Recall from my original examples with thermodynamics that high entropy is always associated with uniformity –a state where the contents of both chambers have the same uniform contents. This has led physicists to associate entropy with just this state. They say that entropy is equivalent to disorganization and by their theories uniformity is equivalent to disorganization (I know that isn't entirely intuitive, but that's how it is defined).

Now consider the planet/rock system again. In this system the lowest entropy was when there was matter in both boxes. The highest entropy is when there is matter in only one box (which contains both the planet and the rock once all of the potential energy has been expended). This seems to contradict the theory that identifies entropy with disorganization unless you define disorganization as just that state of matter that has less potential energy. In other words, you could make a definition like this: A state S1 is more organized than a state S2 if and only if state S1 has higher potential energy than state S2. However, if you define it that way, then your definition is not an independent theory –it is just a set of code words to talk about potential energy.

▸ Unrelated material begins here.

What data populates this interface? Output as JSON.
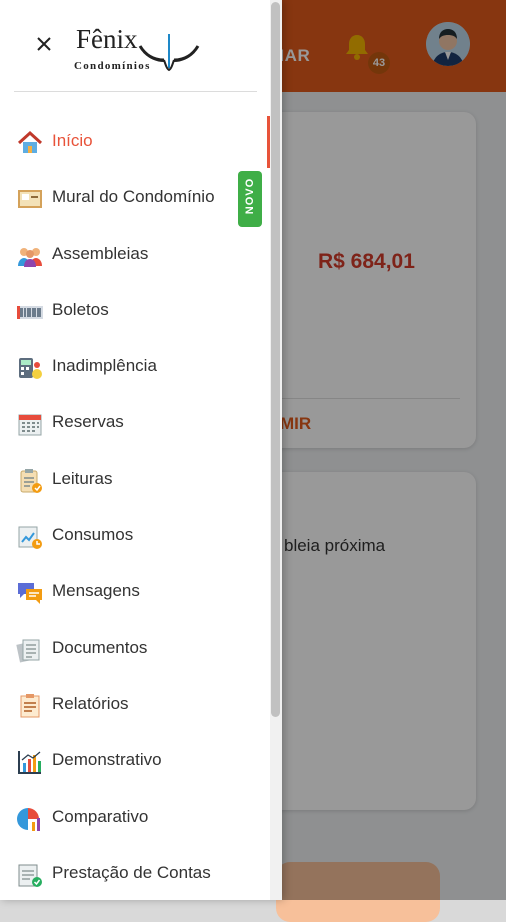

It hasn't added anything to our knowledge.

An independent theory of entropy (or potential energy) in terms of disorder would let you decide how ordered or disordered a system is before you know anything at all about how potential energy works in that kind of system. That would be exciting because it would show a genuine mathematical relationship between energy and organization. I don't know if such a thing exists or not since I never studied that area, but I find this new theory of gravitation interesting because it seems to imply that there is a genuinely independent definition of entropy that applies not only to traditional thermodynamic systems, but also to mechanical systems involving gravity.

UPDATE: after doing some more reading, it seems that I had the basic idea wrong. This new theory is about microscopic events, statistical mechanics, rather than macroscopic thermodynamics.

Anonymous said...

Hi Dave,
I do not know the new physical theory, but let me say that since Hawkin gravitation and entropy have an interesting connection by the surface of black holes.

And let me elaborate on your view of thermodynamics, statistical mechanics and classic mechanics. Thermodynamics connects even in its simplest application, the gas law, microscopic quantities with macroscopic once. Ok, here you do not have to know those connections. But the interesting part is to connect those two sets of quantities, it leads to an amazing predictive power: a few quantities can explain many phenomenons, quantitative. The connection is just much simpler if the 'particles' do not interact (your thermodynamics?), like the ideal gas, or interact in a simple way. Interacting 'particles' are leading to such interesting things like phase transitions e.g. water/ice (your statistical mechanics). And yes, since classical mechanical systems can describe situations better, there are used when possible. But it is not possible if you have more than lets say 10 'particles'. Then you use statistical methods, with success. It is even a big bend to use statistical methods on small systems. There is even a branch of physics which tries to deal with systems where is number of particles is too big for a classical mechanical analysis and too small for a statistical one.

So it is not about preferences, it is about what methods are fitting to which problem.

Anonymous said...

Hi Dave,

entropy as gravitation? Gravitation and energy are so connected (G prop T) that energy can only be defined as global quantity. The difference is between 'is the same' and 'is connected via a constant multiplier'. Btw., gravitation seem to decrease entropy (order), not increase. Anyway, no news to the great question, how to perform the quantization of gravitation and bind it together with quantum field theories. Certainly, there is nothing to sniff about any consistent extension or refinement to gravitation.